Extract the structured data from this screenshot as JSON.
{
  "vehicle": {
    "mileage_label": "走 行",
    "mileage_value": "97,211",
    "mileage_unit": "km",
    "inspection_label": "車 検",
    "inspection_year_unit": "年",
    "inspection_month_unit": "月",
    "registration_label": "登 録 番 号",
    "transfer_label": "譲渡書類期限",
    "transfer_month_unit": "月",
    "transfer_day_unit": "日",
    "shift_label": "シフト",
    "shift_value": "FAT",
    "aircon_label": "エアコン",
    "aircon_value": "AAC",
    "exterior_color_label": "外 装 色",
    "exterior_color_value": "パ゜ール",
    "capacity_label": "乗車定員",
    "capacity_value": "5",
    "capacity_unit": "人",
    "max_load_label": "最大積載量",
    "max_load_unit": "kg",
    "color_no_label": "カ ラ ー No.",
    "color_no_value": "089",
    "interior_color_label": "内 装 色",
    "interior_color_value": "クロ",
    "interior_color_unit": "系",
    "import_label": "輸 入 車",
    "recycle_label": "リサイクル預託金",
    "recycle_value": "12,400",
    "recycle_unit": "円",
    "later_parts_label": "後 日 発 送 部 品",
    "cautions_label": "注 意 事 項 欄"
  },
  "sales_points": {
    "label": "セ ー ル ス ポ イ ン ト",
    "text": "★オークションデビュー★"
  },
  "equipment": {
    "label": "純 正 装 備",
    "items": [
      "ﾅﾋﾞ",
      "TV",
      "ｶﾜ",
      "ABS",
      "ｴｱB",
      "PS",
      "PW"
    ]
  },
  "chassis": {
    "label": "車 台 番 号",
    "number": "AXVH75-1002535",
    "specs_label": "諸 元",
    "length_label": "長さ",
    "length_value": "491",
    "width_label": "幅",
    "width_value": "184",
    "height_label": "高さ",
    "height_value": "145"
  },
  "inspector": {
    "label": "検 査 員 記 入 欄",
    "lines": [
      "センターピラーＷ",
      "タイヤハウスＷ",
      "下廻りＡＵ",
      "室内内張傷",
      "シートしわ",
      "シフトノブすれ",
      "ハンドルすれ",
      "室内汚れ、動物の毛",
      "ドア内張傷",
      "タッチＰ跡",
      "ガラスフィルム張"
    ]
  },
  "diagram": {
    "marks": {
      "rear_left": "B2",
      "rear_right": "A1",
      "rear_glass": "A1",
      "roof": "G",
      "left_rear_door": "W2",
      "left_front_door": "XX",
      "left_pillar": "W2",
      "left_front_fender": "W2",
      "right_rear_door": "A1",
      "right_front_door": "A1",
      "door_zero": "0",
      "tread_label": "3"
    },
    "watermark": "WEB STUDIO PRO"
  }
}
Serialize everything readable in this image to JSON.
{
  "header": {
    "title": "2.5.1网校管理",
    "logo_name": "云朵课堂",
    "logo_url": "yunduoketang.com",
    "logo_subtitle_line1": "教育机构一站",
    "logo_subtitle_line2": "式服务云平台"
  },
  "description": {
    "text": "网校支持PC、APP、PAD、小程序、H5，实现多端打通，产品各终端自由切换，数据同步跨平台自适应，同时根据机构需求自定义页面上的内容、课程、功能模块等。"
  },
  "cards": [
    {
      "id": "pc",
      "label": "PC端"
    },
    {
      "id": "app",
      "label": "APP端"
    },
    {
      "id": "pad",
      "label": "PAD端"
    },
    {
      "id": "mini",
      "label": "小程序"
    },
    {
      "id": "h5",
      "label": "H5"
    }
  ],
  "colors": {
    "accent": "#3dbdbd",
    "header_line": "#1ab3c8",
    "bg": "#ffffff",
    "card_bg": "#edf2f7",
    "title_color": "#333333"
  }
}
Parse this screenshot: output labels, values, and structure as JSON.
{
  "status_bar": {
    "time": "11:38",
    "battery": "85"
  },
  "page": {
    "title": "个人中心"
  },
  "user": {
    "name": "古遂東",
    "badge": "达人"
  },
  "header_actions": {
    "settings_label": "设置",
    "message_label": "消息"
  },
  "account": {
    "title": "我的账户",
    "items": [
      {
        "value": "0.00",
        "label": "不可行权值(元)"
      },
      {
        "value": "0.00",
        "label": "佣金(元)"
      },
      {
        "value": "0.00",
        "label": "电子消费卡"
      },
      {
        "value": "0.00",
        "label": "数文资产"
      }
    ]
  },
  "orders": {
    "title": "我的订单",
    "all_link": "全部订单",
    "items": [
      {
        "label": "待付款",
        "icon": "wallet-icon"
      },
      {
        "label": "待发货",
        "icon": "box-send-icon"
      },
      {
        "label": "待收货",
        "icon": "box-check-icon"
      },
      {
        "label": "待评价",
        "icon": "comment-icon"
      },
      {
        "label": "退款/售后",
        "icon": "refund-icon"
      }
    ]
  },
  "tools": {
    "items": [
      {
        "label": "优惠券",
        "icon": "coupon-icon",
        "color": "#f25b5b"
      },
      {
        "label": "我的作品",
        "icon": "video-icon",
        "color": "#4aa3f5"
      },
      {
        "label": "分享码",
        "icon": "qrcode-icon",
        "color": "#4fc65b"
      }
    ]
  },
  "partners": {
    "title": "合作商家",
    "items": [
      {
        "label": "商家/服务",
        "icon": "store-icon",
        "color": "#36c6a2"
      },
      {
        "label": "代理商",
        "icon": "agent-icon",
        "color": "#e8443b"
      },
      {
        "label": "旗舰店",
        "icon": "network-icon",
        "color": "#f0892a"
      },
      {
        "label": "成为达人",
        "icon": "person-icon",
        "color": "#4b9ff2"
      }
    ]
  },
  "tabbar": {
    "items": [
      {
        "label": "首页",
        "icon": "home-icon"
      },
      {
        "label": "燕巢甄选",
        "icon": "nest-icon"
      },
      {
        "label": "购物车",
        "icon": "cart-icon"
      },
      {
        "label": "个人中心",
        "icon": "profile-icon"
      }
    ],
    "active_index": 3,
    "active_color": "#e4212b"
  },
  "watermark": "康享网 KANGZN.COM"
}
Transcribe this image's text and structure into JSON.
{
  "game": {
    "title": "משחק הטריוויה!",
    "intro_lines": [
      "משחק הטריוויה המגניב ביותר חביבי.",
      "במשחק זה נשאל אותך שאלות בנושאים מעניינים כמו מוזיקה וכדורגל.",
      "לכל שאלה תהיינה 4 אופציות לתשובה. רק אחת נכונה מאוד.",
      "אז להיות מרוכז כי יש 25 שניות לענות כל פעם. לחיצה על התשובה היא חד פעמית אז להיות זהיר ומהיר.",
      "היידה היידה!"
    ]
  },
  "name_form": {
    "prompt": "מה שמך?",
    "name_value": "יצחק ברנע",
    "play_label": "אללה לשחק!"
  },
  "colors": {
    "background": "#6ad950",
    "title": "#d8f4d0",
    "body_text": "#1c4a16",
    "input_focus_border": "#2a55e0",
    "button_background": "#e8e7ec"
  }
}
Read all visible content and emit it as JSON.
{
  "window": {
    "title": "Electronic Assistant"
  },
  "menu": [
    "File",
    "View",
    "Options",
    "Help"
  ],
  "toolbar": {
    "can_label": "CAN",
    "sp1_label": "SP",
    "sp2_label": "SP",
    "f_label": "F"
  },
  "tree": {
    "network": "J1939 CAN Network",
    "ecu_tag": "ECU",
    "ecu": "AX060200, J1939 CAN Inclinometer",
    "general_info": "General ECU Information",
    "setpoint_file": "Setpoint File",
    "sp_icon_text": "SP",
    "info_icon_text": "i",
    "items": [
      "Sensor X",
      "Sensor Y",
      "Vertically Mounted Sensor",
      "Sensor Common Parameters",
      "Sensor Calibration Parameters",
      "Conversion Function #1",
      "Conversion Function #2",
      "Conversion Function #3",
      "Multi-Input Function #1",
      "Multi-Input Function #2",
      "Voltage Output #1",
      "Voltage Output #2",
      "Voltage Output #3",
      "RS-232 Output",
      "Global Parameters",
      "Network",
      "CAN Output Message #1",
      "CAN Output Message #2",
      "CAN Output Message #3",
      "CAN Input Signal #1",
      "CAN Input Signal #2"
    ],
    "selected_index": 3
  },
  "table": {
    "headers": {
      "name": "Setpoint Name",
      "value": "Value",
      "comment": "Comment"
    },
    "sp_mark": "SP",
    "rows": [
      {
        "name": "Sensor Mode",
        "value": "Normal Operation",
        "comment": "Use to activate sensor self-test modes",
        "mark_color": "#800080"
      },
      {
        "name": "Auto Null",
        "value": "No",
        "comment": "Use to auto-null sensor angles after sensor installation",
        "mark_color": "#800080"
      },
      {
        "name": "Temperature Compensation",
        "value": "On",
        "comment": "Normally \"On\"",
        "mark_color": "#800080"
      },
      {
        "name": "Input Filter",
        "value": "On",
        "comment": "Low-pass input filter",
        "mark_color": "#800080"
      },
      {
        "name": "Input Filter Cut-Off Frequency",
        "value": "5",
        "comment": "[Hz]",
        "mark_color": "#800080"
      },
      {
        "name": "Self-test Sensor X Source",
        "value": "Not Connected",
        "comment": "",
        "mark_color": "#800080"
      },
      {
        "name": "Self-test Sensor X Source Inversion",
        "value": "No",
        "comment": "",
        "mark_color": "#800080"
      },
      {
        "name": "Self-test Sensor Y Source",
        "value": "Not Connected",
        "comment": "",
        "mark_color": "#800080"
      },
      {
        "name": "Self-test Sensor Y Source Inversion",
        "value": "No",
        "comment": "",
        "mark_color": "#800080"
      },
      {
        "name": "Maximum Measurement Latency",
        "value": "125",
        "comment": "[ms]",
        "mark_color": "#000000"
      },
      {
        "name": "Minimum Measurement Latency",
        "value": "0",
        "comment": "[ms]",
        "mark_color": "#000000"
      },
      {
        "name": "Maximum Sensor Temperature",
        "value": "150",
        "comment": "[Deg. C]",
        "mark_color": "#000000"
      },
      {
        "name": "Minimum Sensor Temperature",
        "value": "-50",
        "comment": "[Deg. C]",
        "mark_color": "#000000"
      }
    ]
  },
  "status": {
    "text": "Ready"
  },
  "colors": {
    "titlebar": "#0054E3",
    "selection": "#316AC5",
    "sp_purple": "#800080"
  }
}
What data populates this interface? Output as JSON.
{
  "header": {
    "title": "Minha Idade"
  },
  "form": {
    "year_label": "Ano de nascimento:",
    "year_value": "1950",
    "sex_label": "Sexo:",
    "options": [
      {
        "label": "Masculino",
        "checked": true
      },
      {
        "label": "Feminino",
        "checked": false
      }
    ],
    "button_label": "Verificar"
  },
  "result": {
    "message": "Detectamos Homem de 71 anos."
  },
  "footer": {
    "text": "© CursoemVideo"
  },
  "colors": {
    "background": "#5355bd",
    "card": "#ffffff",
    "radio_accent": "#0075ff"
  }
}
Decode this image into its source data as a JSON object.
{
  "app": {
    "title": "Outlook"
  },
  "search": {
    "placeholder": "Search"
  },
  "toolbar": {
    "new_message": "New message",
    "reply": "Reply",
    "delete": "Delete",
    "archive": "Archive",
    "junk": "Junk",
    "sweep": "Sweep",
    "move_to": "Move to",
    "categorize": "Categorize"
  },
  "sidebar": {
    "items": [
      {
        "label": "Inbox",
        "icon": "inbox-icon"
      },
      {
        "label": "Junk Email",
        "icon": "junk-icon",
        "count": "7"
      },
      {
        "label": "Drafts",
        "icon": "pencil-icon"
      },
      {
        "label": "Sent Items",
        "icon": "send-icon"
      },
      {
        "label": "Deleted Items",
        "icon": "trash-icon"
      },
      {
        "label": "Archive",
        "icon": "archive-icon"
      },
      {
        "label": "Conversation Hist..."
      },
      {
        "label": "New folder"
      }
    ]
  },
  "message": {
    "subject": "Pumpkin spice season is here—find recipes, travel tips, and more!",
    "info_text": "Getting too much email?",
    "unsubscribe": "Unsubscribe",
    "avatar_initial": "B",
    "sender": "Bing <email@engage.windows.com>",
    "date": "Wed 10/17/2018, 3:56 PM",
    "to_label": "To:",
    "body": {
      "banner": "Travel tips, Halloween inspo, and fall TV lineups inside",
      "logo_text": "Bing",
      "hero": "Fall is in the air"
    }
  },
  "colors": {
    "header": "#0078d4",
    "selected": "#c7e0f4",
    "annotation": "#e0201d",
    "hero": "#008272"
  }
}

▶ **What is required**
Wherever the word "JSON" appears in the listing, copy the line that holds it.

▶ **Answer box**
Extract the structured data from this screenshot as JSON.
Serialize everything readable in this image to JSON.
Parse this screenshot: output labels, values, and structure as JSON.
Transcribe this image's text and structure into JSON.
Read all visible content and emit it as JSON.
What data populates this interface? Output as JSON.
Decode this image into its source data as a JSON object.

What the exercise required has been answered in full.